→ WHAT NEEDS TO BE DONE
Word for word, give the entries back.

[Data about app and page elements]
##########

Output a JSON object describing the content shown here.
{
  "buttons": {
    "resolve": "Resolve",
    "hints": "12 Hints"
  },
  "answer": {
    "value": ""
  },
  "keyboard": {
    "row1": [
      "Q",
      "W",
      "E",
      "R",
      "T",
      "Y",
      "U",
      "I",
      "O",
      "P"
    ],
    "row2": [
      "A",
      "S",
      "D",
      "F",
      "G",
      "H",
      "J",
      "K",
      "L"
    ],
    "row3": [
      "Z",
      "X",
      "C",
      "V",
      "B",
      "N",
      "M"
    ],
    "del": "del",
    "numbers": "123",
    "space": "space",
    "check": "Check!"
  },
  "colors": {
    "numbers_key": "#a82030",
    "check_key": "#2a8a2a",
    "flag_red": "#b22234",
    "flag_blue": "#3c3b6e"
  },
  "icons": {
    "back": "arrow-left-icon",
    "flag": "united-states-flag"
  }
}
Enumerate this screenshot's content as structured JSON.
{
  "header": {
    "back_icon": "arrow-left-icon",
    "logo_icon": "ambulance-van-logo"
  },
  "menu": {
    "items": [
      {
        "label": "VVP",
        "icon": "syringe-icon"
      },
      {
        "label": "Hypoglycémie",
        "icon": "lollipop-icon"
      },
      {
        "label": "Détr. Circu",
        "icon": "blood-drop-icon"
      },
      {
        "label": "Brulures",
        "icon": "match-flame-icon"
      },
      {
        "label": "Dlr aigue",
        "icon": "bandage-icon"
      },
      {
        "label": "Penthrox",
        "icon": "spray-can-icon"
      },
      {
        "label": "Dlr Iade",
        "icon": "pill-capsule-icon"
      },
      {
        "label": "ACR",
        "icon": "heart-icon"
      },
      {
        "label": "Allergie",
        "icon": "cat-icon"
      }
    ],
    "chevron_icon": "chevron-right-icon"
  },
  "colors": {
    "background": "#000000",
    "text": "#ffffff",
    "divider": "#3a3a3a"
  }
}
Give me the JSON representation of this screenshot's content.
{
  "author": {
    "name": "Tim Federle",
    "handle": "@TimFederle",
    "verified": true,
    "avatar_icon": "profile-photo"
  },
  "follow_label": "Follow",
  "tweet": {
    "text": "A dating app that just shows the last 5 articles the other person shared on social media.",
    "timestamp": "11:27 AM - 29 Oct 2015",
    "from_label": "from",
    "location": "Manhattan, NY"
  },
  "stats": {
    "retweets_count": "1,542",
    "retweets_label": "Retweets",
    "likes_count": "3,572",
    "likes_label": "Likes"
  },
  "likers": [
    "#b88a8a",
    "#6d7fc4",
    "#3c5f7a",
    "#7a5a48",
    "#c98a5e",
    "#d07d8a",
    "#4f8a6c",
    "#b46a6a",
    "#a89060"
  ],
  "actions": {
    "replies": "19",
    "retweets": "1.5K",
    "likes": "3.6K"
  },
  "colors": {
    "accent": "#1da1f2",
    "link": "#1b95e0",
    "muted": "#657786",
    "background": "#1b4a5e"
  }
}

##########

→ EXERCISE OUTPUT
Output a JSON object describing the content shown here.
{
  "buttons": {
    "resolve": "Resolve",
    "hints": "12 Hints"
  },
  "answer": {
    "value": ""
  },
  "keyboard": {
    "row1": [
      "Q",
      "W",
      "E",
      "R",
      "T",
      "Y",
      "U",
      "I",
      "O",
      "P"
    ],
    "row2": [
      "A",
      "S",
      "D",
      "F",
      "G",
      "H",
      "J",
      "K",
      "L"
    ],
    "row3": [
      "Z",
      "X",
      "C",
      "V",
      "B",
      "N",
      "M"
    ],
    "del": "del",
    "numbers": "123",
    "space": "space",
    "check": "Check!"
  },
  "colors": {
    "numbers_key": "#a82030",
    "check_key": "#2a8a2a",
    "flag_red": "#b22234",
    "flag_blue": "#3c3b6e"
  },
  "icons": {
    "back": "arrow-left-icon",
    "flag": "united-states-flag"
  }
}
Enumerate this screenshot's content as structured JSON.
{
  "header": {
    "back_icon": "arrow-left-icon",
    "logo_icon": "ambulance-van-logo"
  },
  "menu": {
    "items": [
      {
        "label": "VVP",
        "icon": "syringe-icon"
      },
      {
        "label": "Hypoglycémie",
        "icon": "lollipop-icon"
      },
      {
        "label": "Détr. Circu",
        "icon": "blood-drop-icon"
      },
      {
        "label": "Brulures",
        "icon": "match-flame-icon"
      },
      {
        "label": "Dlr aigue",
        "icon": "bandage-icon"
      },
      {
        "label": "Penthrox",
        "icon": "spray-can-icon"
      },
      {
        "label": "Dlr Iade",
        "icon": "pill-capsule-icon"
      },
      {
        "label": "ACR",
        "icon": "heart-icon"
      },
      {
        "label": "Allergie",
        "icon": "cat-icon"
      }
    ],
    "chevron_icon": "chevron-right-icon"
  },
  "colors": {
    "background": "#000000",
    "text": "#ffffff",
    "divider": "#3a3a3a"
  }
}
Give me the JSON representation of this screenshot's content.
{
  "author": {
    "name": "Tim Federle",
    "handle": "@TimFederle",
    "verified": true,
    "avatar_icon": "profile-photo"
  },
  "follow_label": "Follow",
  "tweet": {
    "text": "A dating app that just shows the last 5 articles the other person shared on social media.",
    "timestamp": "11:27 AM - 29 Oct 2015",
    "from_label": "from",
    "location": "Manhattan, NY"
  },
  "stats": {
    "retweets_count": "1,542",
    "retweets_label": "Retweets",
    "likes_count": "3,572",
    "likes_label": "Likes"
  },
  "likers": [
    "#b88a8a",
    "#6d7fc4",
    "#3c5f7a",
    "#7a5a48",
    "#c98a5e",
    "#d07d8a",
    "#4f8a6c",
    "#b46a6a",
    "#a89060"
  ],
  "actions": {
    "replies": "19",
    "retweets": "1.5K",
    "likes": "3.6K"
  },
  "colors": {
    "accent": "#1da1f2",
    "link": "#1b95e0",
    "muted": "#657786",
    "background": "#1b4a5e"
  }
}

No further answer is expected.